When talking about biotechnology and GMOs, there are a lot of terms thrown around loosely and incorrectly. According to the Biotechnology Institute the definition of biotechnology varies.

...a simple definition is the use of living organisms by humans. One example of biotechnology is cloning. We have been cloning plants for centuries. Each time a leaf is excised from a violet plant and placed in soil to grow a new plant, cloning has occurred. Today, we are not only doing the physical manipulation at the visual level but also on the molecular level. In modern or molecular biotechnology, we physically select the desired characteristic at the molecular level and add it to the organism's genetic makeup.
 

An example of how scientists are using biotechnology on a molecular level is through genetic engineering. Genetic engineering, or genetic modification, is considered an area of biotechnology that induces cell alterations in organisms including microorganisms, plants, animals and humans through more direct means than traditional breeding practices. Genetic modification involves the insertion or deletion of genes through direct human manipulation of an organism's genetic material. Some argue that evolution in plants and animals alone should be considered genetic modification to some degree. In today’s society, however, most people use the term genetic modification as a technology based on the artificial manipulation and transfer of genetic material from one organism to another to create a genetically modified organism, or GMO. In most cases, the term genetic modification is used synonymously with the term transgenics.

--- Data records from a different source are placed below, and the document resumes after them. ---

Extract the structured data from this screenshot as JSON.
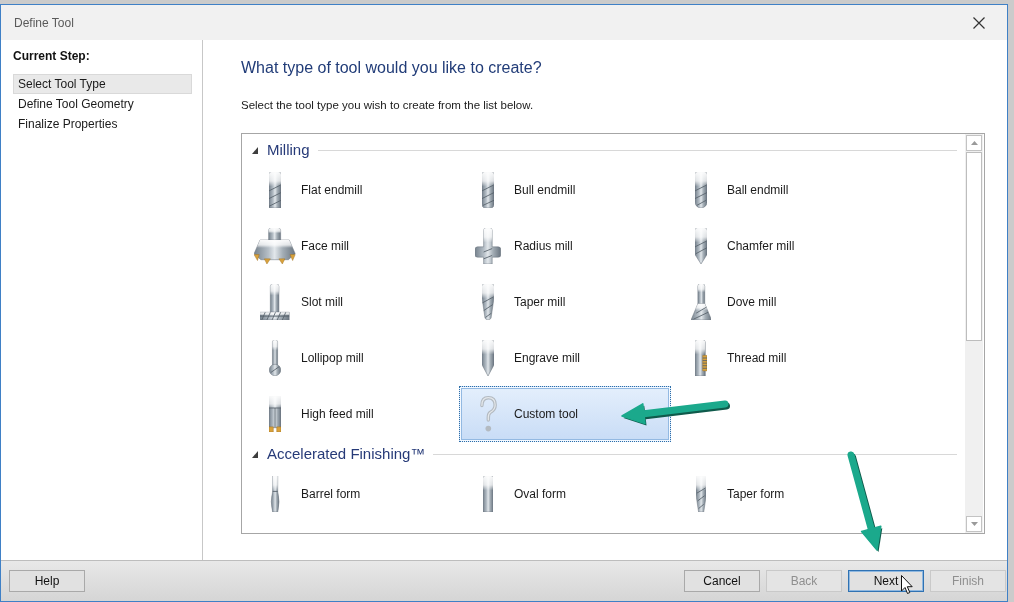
{
  "window": {
    "title": "Define Tool"
  },
  "sidebar": {
    "heading": "Current Step:",
    "steps": [
      {
        "label": "Select Tool Type",
        "selected": true
      },
      {
        "label": "Define Tool Geometry",
        "selected": false
      },
      {
        "label": "Finalize Properties",
        "selected": false
      }
    ]
  },
  "page": {
    "heading": "What type of tool would you like to create?",
    "instruction": "Select the tool type you wish to create from the list below."
  },
  "tool_list": {
    "groups": [
      {
        "name": "Milling",
        "expanded": true,
        "tools": [
          {
            "label": "Flat endmill",
            "kind": "flat",
            "selected": false
          },
          {
            "label": "Bull endmill",
            "kind": "bull",
            "selected": false
          },
          {
            "label": "Ball endmill",
            "kind": "ball",
            "selected": false
          },
          {
            "label": "Face mill",
            "kind": "face",
            "selected": false
          },
          {
            "label": "Radius mill",
            "kind": "radius",
            "selected": false
          },
          {
            "label": "Chamfer mill",
            "kind": "chamfer",
            "selected": false
          },
          {
            "label": "Slot mill",
            "kind": "slot",
            "selected": false
          },
          {
            "label": "Taper mill",
            "kind": "taper",
            "selected": false
          },
          {
            "label": "Dove mill",
            "kind": "dove",
            "selected": false
          },
          {
            "label": "Lollipop mill",
            "kind": "lollipop",
            "selected": false
          },
          {
            "label": "Engrave mill",
            "kind": "engrave",
            "selected": false
          },
          {
            "label": "Thread mill",
            "kind": "thread",
            "selected": false
          },
          {
            "label": "High feed mill",
            "kind": "highfeed",
            "selected": false
          },
          {
            "label": "Custom tool",
            "kind": "custom",
            "selected": true
          }
        ]
      },
      {
        "name": "Accelerated Finishing™",
        "expanded": true,
        "tools": [
          {
            "label": "Barrel form",
            "kind": "barrel",
            "selected": false
          },
          {
            "label": "Oval form",
            "kind": "oval",
            "selected": false
          },
          {
            "label": "Taper form",
            "kind": "taperform",
            "selected": false
          }
        ]
      }
    ]
  },
  "footer": {
    "left_buttons": [
      {
        "label": "Help",
        "disabled": false,
        "default": false
      }
    ],
    "right_buttons": [
      {
        "label": "Cancel",
        "disabled": false,
        "default": false
      },
      {
        "label": "Back",
        "disabled": true,
        "default": false
      },
      {
        "label": "Next",
        "disabled": false,
        "default": true
      },
      {
        "label": "Finish",
        "disabled": true,
        "default": false
      }
    ]
  }
}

Transgenic science includes an organism whose genome has been changed by the addition of a gene from another species. When most people refer to GMOs they are most likely referring to transgenic organisms.


Genetic modification, however, can also take place via nontransgenic procedures. This means genes from another species are not introduced into an organisms’ genome, but the genome is still modified. Simply turning one gene off in a plant’s genome (like the gene that makes a bruise on an apple turn brown) would be considered nontransgenic modification. No foreign genes were added to the genome, but a gene was silenced.

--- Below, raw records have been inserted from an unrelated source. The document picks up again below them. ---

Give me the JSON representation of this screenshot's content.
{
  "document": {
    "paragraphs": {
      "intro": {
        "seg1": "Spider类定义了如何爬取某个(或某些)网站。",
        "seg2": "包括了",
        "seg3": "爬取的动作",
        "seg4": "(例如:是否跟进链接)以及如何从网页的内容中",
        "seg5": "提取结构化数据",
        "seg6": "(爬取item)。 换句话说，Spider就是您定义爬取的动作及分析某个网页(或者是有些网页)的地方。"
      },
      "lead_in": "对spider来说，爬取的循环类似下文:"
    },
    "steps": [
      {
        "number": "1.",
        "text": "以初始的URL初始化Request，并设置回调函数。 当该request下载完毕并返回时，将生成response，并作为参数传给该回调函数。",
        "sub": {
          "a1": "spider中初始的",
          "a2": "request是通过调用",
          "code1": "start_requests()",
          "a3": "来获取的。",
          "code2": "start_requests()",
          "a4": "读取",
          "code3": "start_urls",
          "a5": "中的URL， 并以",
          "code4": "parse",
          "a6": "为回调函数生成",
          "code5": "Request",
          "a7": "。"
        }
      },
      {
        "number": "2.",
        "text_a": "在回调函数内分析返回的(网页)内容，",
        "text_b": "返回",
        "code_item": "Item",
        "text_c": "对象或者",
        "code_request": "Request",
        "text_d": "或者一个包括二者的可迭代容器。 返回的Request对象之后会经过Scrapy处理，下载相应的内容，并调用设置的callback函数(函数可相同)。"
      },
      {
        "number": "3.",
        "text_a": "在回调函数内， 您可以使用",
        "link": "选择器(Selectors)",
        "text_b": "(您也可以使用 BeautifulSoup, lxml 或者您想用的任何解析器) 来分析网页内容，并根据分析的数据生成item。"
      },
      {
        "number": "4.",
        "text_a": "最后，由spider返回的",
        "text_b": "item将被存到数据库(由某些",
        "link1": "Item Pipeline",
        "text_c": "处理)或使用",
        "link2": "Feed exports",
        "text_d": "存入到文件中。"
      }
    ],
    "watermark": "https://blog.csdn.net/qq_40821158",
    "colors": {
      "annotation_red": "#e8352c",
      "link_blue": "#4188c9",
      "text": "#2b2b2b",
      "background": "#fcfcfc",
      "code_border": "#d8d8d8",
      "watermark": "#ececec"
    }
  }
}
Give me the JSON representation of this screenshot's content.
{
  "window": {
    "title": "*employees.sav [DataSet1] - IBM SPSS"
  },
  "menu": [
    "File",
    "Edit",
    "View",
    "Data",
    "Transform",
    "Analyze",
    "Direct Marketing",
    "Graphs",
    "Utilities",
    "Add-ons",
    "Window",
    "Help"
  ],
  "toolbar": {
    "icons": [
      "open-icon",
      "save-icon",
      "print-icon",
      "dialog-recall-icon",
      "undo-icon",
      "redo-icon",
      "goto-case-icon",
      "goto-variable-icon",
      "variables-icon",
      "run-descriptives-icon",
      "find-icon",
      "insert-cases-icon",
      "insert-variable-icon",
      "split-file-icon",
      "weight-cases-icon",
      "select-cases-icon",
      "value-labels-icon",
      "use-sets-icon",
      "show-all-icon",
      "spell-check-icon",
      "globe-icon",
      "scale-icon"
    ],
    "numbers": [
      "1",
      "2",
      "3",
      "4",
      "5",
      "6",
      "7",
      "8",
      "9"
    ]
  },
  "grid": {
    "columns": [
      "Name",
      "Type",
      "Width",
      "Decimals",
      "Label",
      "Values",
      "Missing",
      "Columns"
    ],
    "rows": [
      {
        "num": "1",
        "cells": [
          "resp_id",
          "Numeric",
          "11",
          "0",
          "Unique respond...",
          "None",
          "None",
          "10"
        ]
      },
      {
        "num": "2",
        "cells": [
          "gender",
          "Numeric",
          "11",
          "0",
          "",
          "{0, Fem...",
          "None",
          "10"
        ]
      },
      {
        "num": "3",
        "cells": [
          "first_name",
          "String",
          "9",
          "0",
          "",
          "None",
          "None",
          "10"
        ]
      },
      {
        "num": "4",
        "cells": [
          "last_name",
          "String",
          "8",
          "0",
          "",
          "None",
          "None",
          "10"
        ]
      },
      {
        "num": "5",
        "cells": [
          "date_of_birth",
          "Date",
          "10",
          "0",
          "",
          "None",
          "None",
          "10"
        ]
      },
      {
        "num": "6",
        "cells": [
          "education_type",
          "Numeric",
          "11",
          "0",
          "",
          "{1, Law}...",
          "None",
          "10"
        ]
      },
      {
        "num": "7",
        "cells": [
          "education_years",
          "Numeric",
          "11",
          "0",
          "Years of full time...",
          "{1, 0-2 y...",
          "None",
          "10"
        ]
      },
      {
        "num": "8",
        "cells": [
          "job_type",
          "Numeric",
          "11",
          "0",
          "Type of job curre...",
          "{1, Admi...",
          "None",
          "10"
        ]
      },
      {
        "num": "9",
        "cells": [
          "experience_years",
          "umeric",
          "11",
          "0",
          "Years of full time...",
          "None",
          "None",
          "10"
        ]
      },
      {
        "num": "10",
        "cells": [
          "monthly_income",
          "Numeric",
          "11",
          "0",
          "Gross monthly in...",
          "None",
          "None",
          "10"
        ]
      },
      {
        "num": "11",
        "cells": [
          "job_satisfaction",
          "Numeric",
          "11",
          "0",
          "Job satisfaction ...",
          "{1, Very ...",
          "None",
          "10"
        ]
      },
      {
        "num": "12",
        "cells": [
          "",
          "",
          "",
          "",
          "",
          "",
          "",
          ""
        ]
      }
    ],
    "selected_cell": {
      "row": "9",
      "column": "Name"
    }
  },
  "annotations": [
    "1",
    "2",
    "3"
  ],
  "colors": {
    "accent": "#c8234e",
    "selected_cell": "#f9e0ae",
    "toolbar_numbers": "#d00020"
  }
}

Many industries use biotechnology including agriculture and modern medicine. Biotechnology has created more than 200 new therapies and vaccines, including products to treat cancer, diabetes, HIV/ AIDS and autoimmune disorders. Biotechnology also allows today’s farmers to produce high quality, safe and healthy food in a much more sustainable way that is affordable for American families. Less pesticides are utilized in foods such as Hawaii’s papaya. The first “Rainbow” papayas–genetically modified to withstand the deadly ringspot virus—are now on sale. This resistance to disease will enable papaya farmers to use less chemicals on their crops. This is also the first GM food Japan has approved for commercial release.

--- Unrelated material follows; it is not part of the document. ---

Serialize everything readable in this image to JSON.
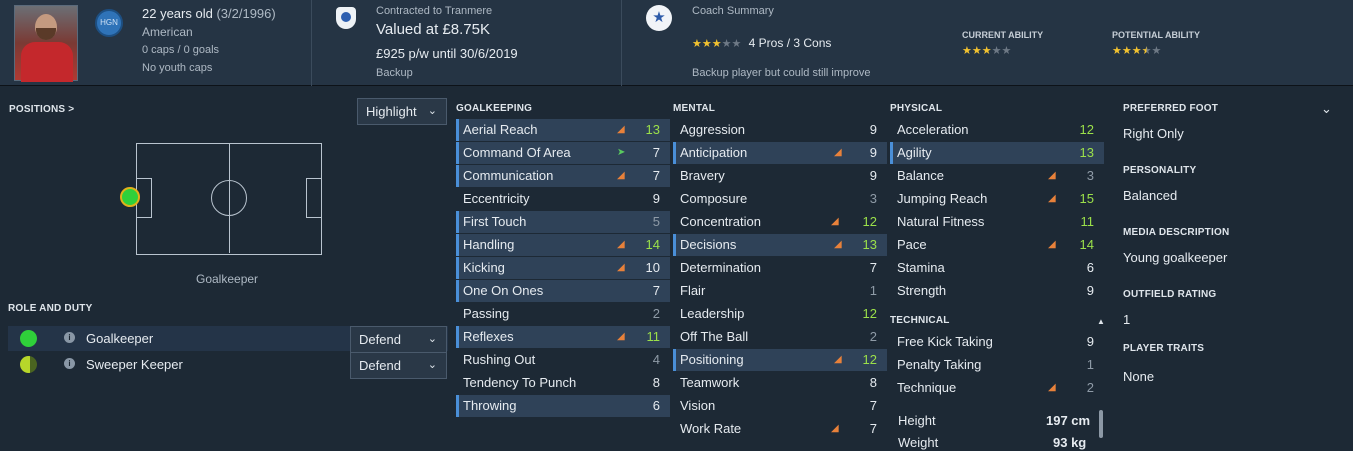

Biotechnology is not only a science that can allow for better stewardship on our farms, but it also provides safe and healthy food for our tables. Genetically modified crops bred through both transgenic and nontransgenic means endure thorough and rigorous testing that takes years to gain federal approval before they enter the marketplace. The biotech industry is regulated by the U.S. Food and Drug Administration (FDA), the Environmental Protection Agency (EPA) and the Department of Agriculture (USDA).